Clockwise, from upper left: St. Michael's Bannock with Honey Butter; Garden Salad with fancy-grated Parmesan cheese; Archangels on Horseback over Angel Hair Pasta Alfredo.
We had a lovely dinner in honor of St. Michael the Archangel (along with Sts. Gabriel and Rafael)--such as would earn the distinction of being called, as my big sister would say, "A Real Meal!"
I forgot to make the Deviled Eggs (we hardly needed them!), mostly because Sunny-boy was pretty out of sorts all afternoon, and Junie B. is actually quite sick as it turns out. (She chose to eat a little oatmeal on the couch, rather than join us for dinner. In addition to her sore throat, she's sporting a fever in the low hundreds.) :(
The scallops, engineered by Step 1, were much easier to prepare than I expected--now that I know how easy they are to cook, we'll definitely be having them again! I went with BH&G's Alfredo sauce recipe, which was good, but I would have liked it better with a pinch of Kosher salt and some garlic.

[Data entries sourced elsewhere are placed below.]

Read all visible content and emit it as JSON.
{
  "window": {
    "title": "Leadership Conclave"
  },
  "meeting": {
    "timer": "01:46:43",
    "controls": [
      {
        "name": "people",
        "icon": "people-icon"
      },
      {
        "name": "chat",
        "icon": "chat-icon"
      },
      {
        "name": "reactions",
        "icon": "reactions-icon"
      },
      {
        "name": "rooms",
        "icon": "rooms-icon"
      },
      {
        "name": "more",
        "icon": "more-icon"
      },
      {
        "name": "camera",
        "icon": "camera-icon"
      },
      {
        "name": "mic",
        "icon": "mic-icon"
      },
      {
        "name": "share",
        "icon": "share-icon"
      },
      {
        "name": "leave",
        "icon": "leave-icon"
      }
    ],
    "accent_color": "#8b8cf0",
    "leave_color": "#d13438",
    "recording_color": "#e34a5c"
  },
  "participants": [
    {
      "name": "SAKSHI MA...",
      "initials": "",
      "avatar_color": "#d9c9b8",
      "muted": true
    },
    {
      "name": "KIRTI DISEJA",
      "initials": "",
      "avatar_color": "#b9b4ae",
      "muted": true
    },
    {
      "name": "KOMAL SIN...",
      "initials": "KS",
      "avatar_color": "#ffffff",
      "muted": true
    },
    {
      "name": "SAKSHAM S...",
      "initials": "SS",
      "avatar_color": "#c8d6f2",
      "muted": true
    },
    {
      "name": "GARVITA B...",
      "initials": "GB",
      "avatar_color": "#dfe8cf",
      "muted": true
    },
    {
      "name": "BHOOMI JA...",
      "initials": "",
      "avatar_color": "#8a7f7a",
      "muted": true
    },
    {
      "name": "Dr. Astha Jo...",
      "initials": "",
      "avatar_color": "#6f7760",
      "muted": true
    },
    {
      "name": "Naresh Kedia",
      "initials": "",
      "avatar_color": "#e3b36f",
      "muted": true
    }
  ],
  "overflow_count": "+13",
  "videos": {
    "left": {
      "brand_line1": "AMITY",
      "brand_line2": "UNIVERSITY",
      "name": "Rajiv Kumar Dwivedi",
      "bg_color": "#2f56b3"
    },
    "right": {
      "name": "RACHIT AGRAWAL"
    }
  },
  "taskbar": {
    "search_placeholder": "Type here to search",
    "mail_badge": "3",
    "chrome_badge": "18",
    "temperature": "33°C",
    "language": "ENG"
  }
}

The bannock, however, was the real challenge. The recipe calls for a mixture of white, oat, barley and rye flours; and I only had white on hand (in fact, I don't think I've ever had any of those other flours on hand!). I did have some packages of instant oatmeal, though, and decided to give it a try as a substitute for at least the oat flour! I cut the recipe to 1/3, used honey as the choice for sweetener, and replaced the 1 1/3 c. oat flour with 4 bags of instant oatmeal (which, as it happens, is also 1 1/3 cups' worth). I needed to add at least 1/3 c. extra flour, too. I turned the dough out directly from the bowl into the frying pan, which I had generously buttered. Then I followed the rest of the recipe directions as written. (When it came to flipping the bannock, I had the genius idea of using a flat cookie sheet! It was a little awkward at first. As I stood there with the bannock lifted above the pan on the cookie sheet with one hand, and balanced on a pancake turner with the other, I asked our resident chef, "Any suggestions?" She helpfully offered, "Good luck.")
When the bannock was done, I placed it on a plate. Step 1 and I looked at it dubiously. "The recipe says everyone has to take a piece," she informed me, as we both wondered if...anyone...would. But after I cut it into 16 wedges, and placed them on a plate surrounding a dish of honey butter that Step 1 whipped up, it actually looked much more inviting. And it really was tasty! Not one piece remained after dinner.
Happy (belated) Feast of the Archangels!